Why NAGAS? The Meaning of Nagas
The NAGAS Icon with a serpent or dragon body coming out of a lotus with a Lion’s head is derived from the Nubian God/Goddess of War or defense and protection called Apedemak as depicted on a pylon relief of the Lion temple in Naga located in the Meroic kingdom of Kush in Nubia. In its general contours it bears a strong likeness to a uraeus shown against a neutral background. Throughout Africa serpents and scepters are bound up with each other. Serpents were usually placed along ritual scepters. In ancient cosmologies all over the world the Serpent has long been a symbol of renewal, and the cycle of death and rebirth. Some cultures have noted that, because the serpent has lidless eyes, it is the only creature that can look directly at the Sun without blinking.
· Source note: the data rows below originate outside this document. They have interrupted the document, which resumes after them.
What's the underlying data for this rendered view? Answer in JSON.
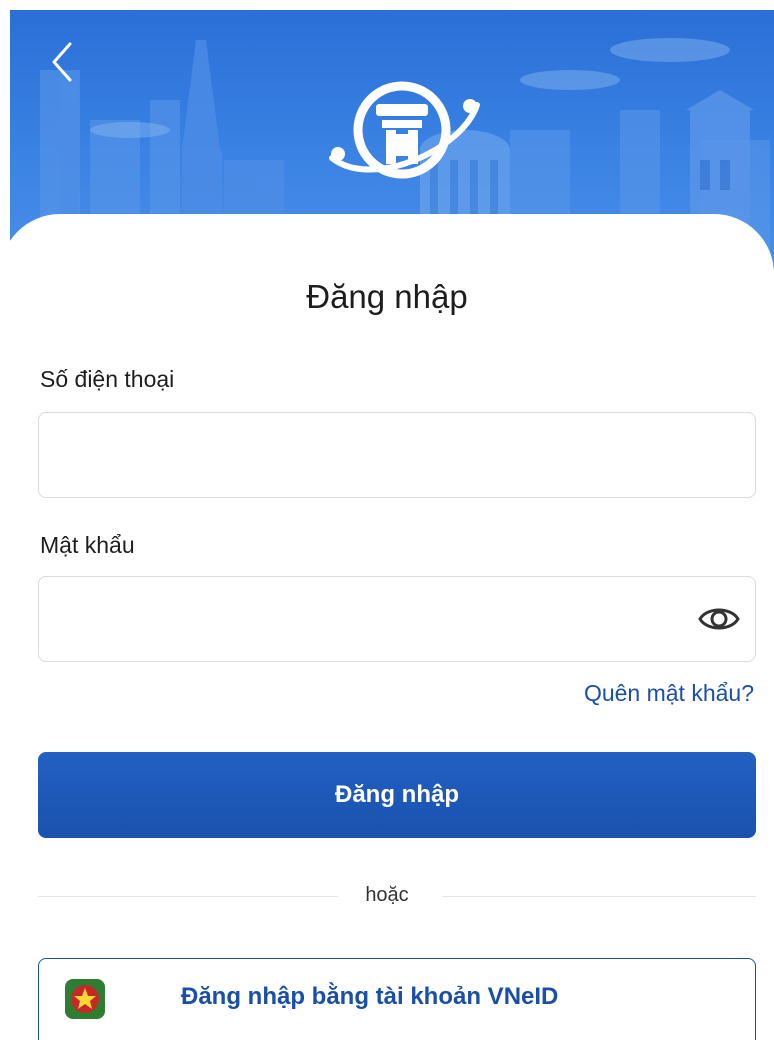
{
  "header": {
    "back_icon": "chevron-left-icon",
    "logo_icon": "hanoi-emblem-icon"
  },
  "login_form": {
    "title": "Đăng nhập",
    "phone_label": "Số điện thoại",
    "phone_value": "",
    "password_label": "Mật khẩu",
    "password_value": "",
    "password_toggle_icon": "eye-icon",
    "forgot_password": "Quên mật khẩu?",
    "submit_label": "Đăng nhập"
  },
  "alternate": {
    "divider_text": "hoặc",
    "vneid_label": "Đăng nhập bằng tài khoản VNeID",
    "vneid_icon": "vneid-emblem-icon"
  },
  "colors": {
    "banner": "#3a82e4",
    "primary": "#1a52ae",
    "link": "#1a4fa8"
  }
}
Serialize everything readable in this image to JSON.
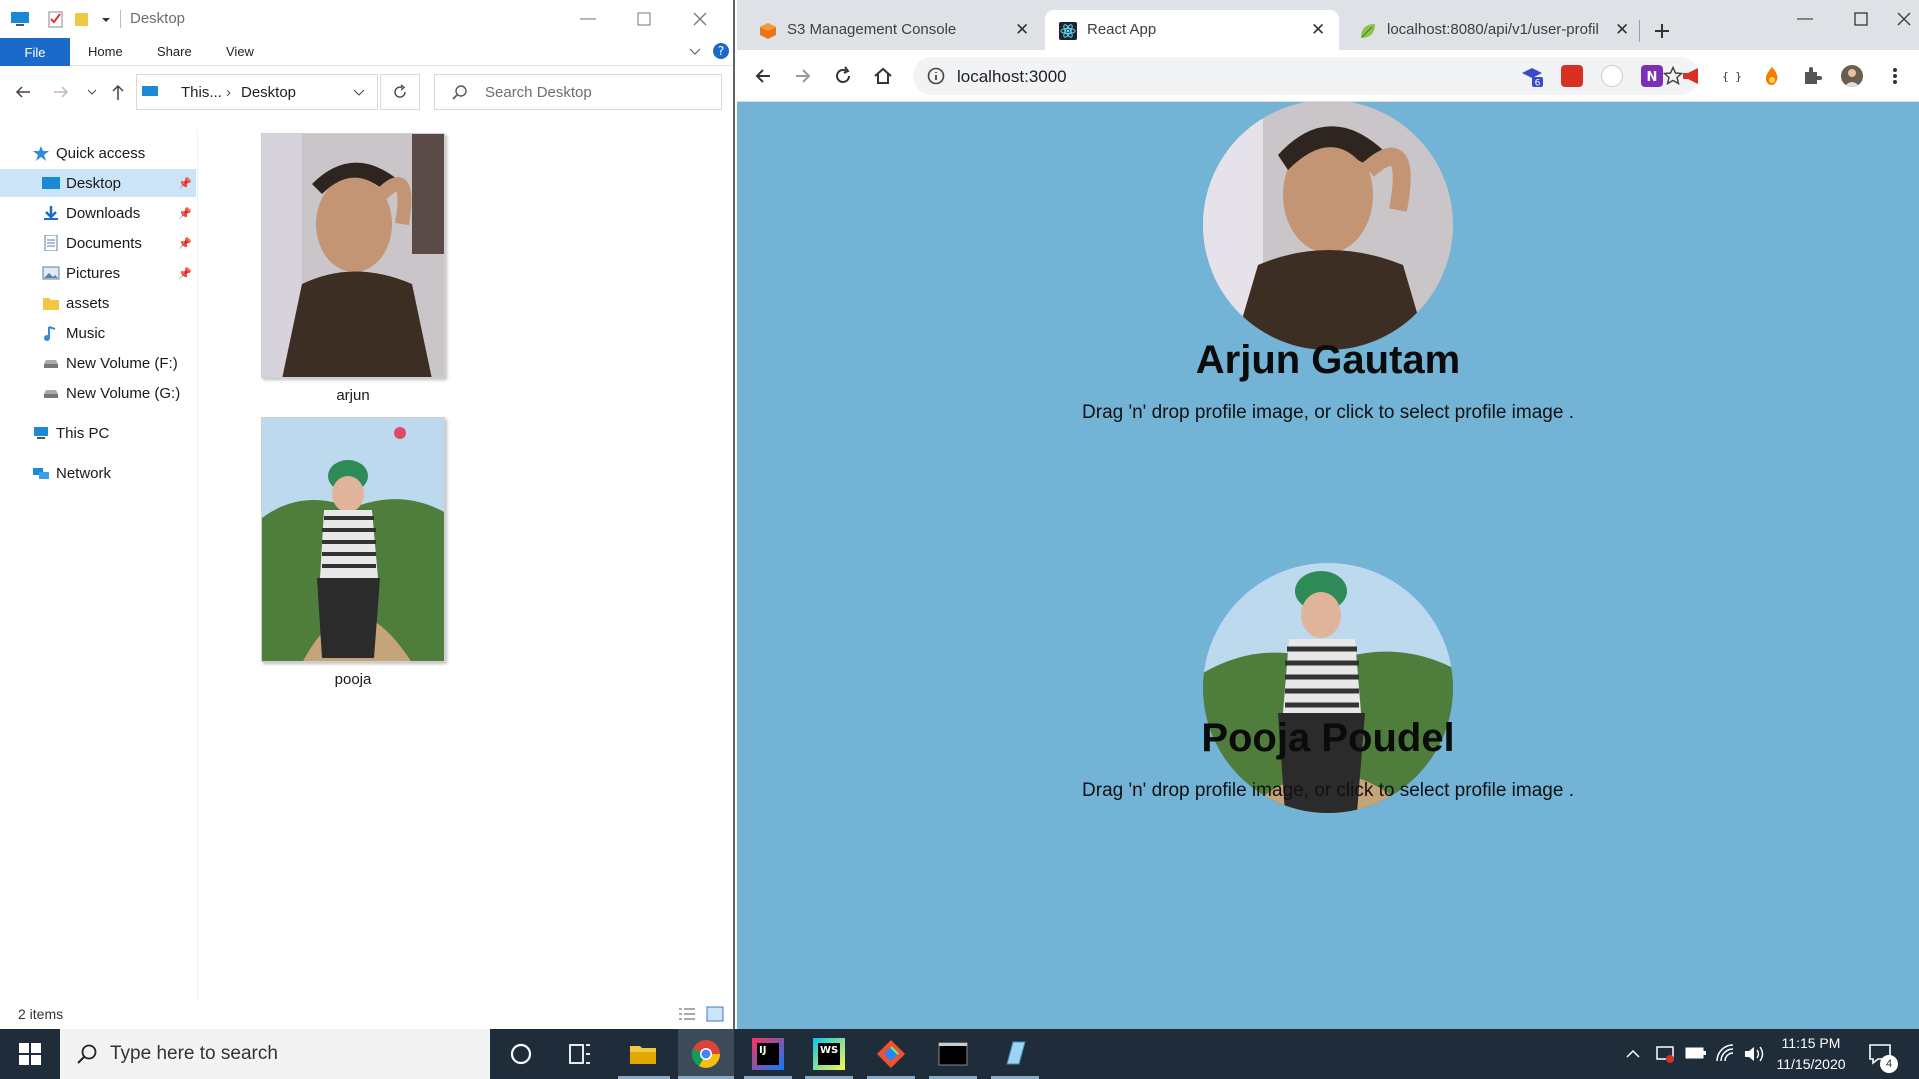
{
  "explorer": {
    "title": "Desktop",
    "ribbon_tabs": {
      "file": "File",
      "home": "Home",
      "share": "Share",
      "view": "View"
    },
    "address": {
      "root": "This...",
      "folder": "Desktop"
    },
    "search_placeholder": "Search Desktop",
    "nav": {
      "quick_access": "Quick access",
      "desktop": "Desktop",
      "downloads": "Downloads",
      "documents": "Documents",
      "pictures": "Pictures",
      "assets": "assets",
      "music": "Music",
      "vol_f": "New Volume (F:)",
      "vol_g": "New Volume (G:)",
      "this_pc": "This PC",
      "network": "Network"
    },
    "files": [
      {
        "name": "arjun"
      },
      {
        "name": "pooja"
      }
    ],
    "status": "2 items"
  },
  "browser": {
    "tabs": [
      {
        "title": "S3 Management Console"
      },
      {
        "title": "React App"
      },
      {
        "title": "localhost:8080/api/v1/user-profil"
      }
    ],
    "url": "localhost:3000",
    "profiles": [
      {
        "name": "Arjun Gautam",
        "message": "Drag 'n' drop profile image, or click to select profile image ."
      },
      {
        "name": "Pooja Poudel",
        "message": "Drag 'n' drop profile image, or click to select profile image ."
      }
    ],
    "ext_badge": "6",
    "ext_json_label": "{ }"
  },
  "taskbar": {
    "search_placeholder": "Type here to search",
    "time": "11:15 PM",
    "date": "11/15/2020",
    "notification_count": "4",
    "ide_labels": {
      "intellij": "IJ",
      "webstorm": "WS"
    }
  },
  "colors": {
    "page_bg": "#72b3d6",
    "taskbar_bg": "#1f2d3a",
    "tabstrip_bg": "#dee1e6",
    "explorer_selection": "#cce4f7",
    "file_tab": "#1a6bc9"
  }
}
The Lion and the Serpent also represent the unity or androgyny of male and female.
“The ancient Indians belonged to the Kushite African race, still numerous in a wide area of the globe, spread from India in the East to Senegal in the West. Of this group of ancient Blacks, the Naga People were and still are the largest subgroup of the Kushitic speaking branch of the Black African race. In fact, the Nagas still retain the title “Naga” in various forms throughout Africa and South Asia even today.
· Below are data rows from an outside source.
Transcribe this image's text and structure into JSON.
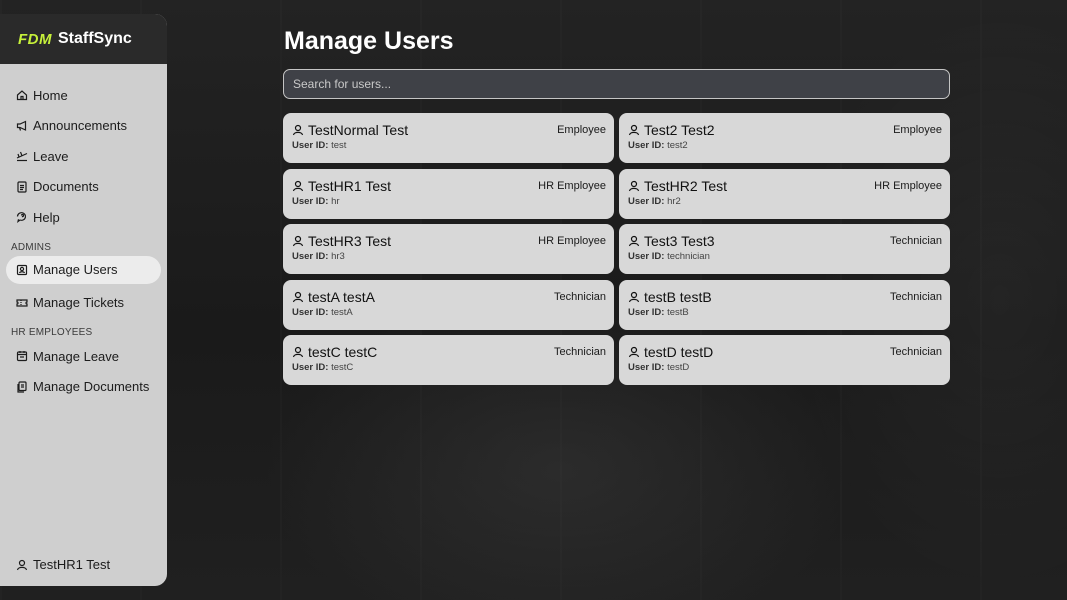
{
  "brand": {
    "logo": "FDM",
    "name": "StaffSync",
    "logo_color": "#c6f03a"
  },
  "sidebar": {
    "main_items": [
      {
        "label": "Home",
        "icon": "home-icon"
      },
      {
        "label": "Announcements",
        "icon": "megaphone-icon"
      },
      {
        "label": "Leave",
        "icon": "plane-icon"
      },
      {
        "label": "Documents",
        "icon": "document-icon"
      },
      {
        "label": "Help",
        "icon": "help-icon"
      }
    ],
    "admins_label": "ADMINS",
    "admin_items": [
      {
        "label": "Manage Users",
        "icon": "users-icon",
        "active": true
      },
      {
        "label": "Manage Tickets",
        "icon": "ticket-icon"
      }
    ],
    "hr_label": "HR EMPLOYEES",
    "hr_items": [
      {
        "label": "Manage Leave",
        "icon": "calendar-icon"
      },
      {
        "label": "Manage Documents",
        "icon": "documents-icon"
      }
    ],
    "current_user": "TestHR1 Test"
  },
  "main": {
    "title": "Manage Users",
    "search": {
      "placeholder": "Search for users...",
      "value": ""
    },
    "user_id_label": "User ID:",
    "users": [
      {
        "name": "TestNormal Test",
        "role": "Employee",
        "id": "test"
      },
      {
        "name": "Test2 Test2",
        "role": "Employee",
        "id": "test2"
      },
      {
        "name": "TestHR1 Test",
        "role": "HR Employee",
        "id": "hr"
      },
      {
        "name": "TestHR2 Test",
        "role": "HR Employee",
        "id": "hr2"
      },
      {
        "name": "TestHR3 Test",
        "role": "HR Employee",
        "id": "hr3"
      },
      {
        "name": "Test3 Test3",
        "role": "Technician",
        "id": "technician"
      },
      {
        "name": "testA testA",
        "role": "Technician",
        "id": "testA"
      },
      {
        "name": "testB testB",
        "role": "Technician",
        "id": "testB"
      },
      {
        "name": "testC testC",
        "role": "Technician",
        "id": "testC"
      },
      {
        "name": "testD testD",
        "role": "Technician",
        "id": "testD"
      }
    ]
  }
}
There are many examples of the term “Naga” still being used to describe various groups in Africa and Asia, who are all of the Kushitic branch of the Black African race. For example, the Blacks of West Africa were called “Nugarmar-ta.” “Nagomina” is the name of a tribe from West Africa, who were part of a series of great civilizations which existed in the region before 1000 B.C. The “Naga,” are another group of people related to India’s Naga people, who live in various parts of East Africa and in the nation of Sudan, the original homeland of all Naga and other Kushitic Black peoples. The word “Nahas” is another word for “Nubian.” Names of tribes and nationalities such as “Nuer,” “Nuba,” “Nubian” are all related to the Naga tribes of India and South Asia. Long before the barbarians infiltrated India, the Blacks (Naga, Negrito, Negroid and all those belonging to the Negroid-Australoid Black race, as well as pure Negritic racial types ruled India as well as a substantial portion of Asia from Arabia to China and the South Pacific, as well as the Indian Ocean region” Runoko Rashidi. http://www.shahamaasi.com
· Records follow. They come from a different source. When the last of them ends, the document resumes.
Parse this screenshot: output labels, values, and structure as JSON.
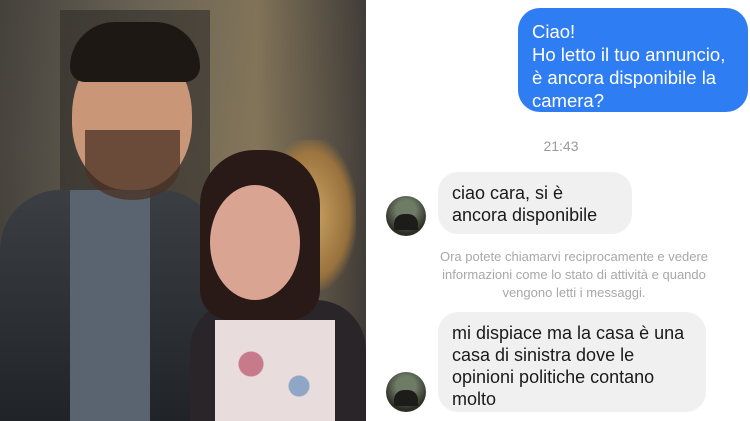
{
  "conversation": {
    "outgoing_message": "Ciao!\nHo letto il tuo annuncio, è ancora disponibile la camera?",
    "timestamp": "21:43",
    "incoming_message_1": "ciao cara, si è ancora disponibile",
    "system_notice": "Ora potete chiamarvi reciprocamente e vedere informazioni come lo stato di attività e quando vengono letti i messaggi.",
    "incoming_message_2": "mi dispiace ma la casa è una casa di sinistra dove le opinioni politiche contano molto"
  },
  "colors": {
    "outgoing_bubble": "#2f7df3",
    "incoming_bubble": "#f1f0f0",
    "muted_text": "#9b9b9b"
  }
}
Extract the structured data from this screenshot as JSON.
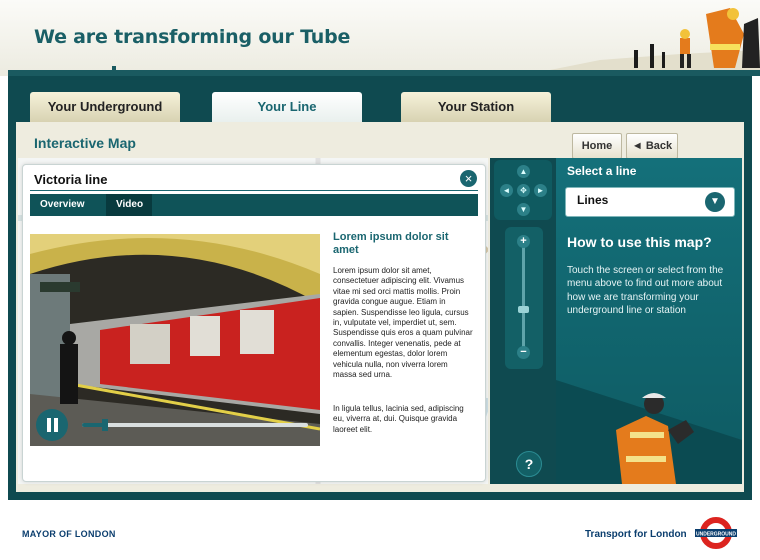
{
  "header": {
    "title": "We are transforming our Tube"
  },
  "tabs": [
    {
      "label": "Your Underground",
      "active": false
    },
    {
      "label": "Your Line",
      "active": true
    },
    {
      "label": "Your Station",
      "active": false
    }
  ],
  "map": {
    "title": "Interactive Map",
    "home_label": "Home",
    "back_label": "◄ Back"
  },
  "panel": {
    "title": "Victoria line",
    "close_icon": "close-icon",
    "subtabs": [
      {
        "label": "Overview",
        "active": false
      },
      {
        "label": "Video",
        "active": true
      }
    ],
    "article": {
      "heading": "Lorem ipsum dolor sit amet",
      "paragraphs": [
        "Lorem ipsum dolor sit amet, consectetuer adipiscing elit. Vivamus vitae mi sed orci mattis mollis. Proin gravida congue augue. Etiam in sapien. Suspendisse leo ligula, cursus in, vulputate vel, imperdiet ut, sem. Suspendisse quis eros a quam pulvinar convallis. Integer venenatis, pede at elementum egestas, dolor lorem vehicula nulla, non viverra lorem massa sed urna.",
        "In ligula tellus, lacinia sed, adipiscing eu, viverra at, dui. Quisque gravida laoreet elit."
      ]
    },
    "video": {
      "progress": 0.1,
      "state": "playing"
    }
  },
  "map_controls": {
    "pan_icons": [
      "arrow-up-icon",
      "arrow-left-icon",
      "center-icon",
      "arrow-right-icon",
      "arrow-down-icon"
    ],
    "zoom_in": "+",
    "zoom_out": "−",
    "help": "?"
  },
  "right_panel": {
    "select_heading": "Select a line",
    "select_value": "Lines",
    "howto_heading": "How to use this map?",
    "howto_text": "Touch the screen or select from the menu above to find out more about how we are transforming your underground line or station"
  },
  "footer": {
    "left": "MAYOR OF LONDON",
    "right": "Transport for London",
    "roundel_text": "UNDERGROUND"
  },
  "colors": {
    "brand_teal": "#1a6670",
    "frame_dark": "#0f4a50",
    "tfl_blue": "#0b3e6e",
    "roundel_red": "#dc241f"
  }
}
There is a close association with the Lion temple at Naga with the culture and cosmology of the Indian/Asian subcontinent. The three headed Lion appearing in the Lion Temple in Nubia is also the national symbol of India. Also there are similarities between the Lion headed serpent or dragon arising out of the lotus with the Lion headed sea serpent called the Merlion, the symbol of Singapore and also the Lion headed dragon of Vietnam. The priest class of the mother goddess in ancient Africa and Asia were called the Nagas
Naga is the origin of the word Nega, Negusa, Nagast, Niger, or NGR, Negro, meaning King, Lord, Glory, Black and God respectively.
The spiral A’s in the NAGAS name logo represent the mother goddess as seen in all world symbology and semiotics. It is the most common symbol that appears on the Ikom monoliths in Igbo land Nigeria and ancient African cosmology.
The Lotus plant is known to be associated with rebirth. This is a consequence of it supposedly retracting into the water at the night, and emerging a fresh in the Sun the next. The Egyptians therefore associated the lotus flower with the sun which also disappeared in the night, only to re- emerge in the morning. Therefore the lotus came to symbolize the Sun and the creation. In many hieroglyphics works the lotus is depicted as emerging from Nun (the primordial water) bearing the Sun God. As something that is associated with rebirth, it is no surprise that the lotus flower is also associated with death, and the famous Egyptian book of the dead is known to include spellsthat are able to transform a person into a lotus, thus allowing for resurrection. The Naga is an ancient African symbol represents the son/sun of the goddess fearlessly arising/resurrecting from the primeval waters as a priest/king to defend, protect its realm.
From the Lion Temple of Naqa or Naga’a (Arabic: النقعة an-Naqʿa) a ruined ancient city of the Cushite Kingdom of Meroe in modern-day Sudan.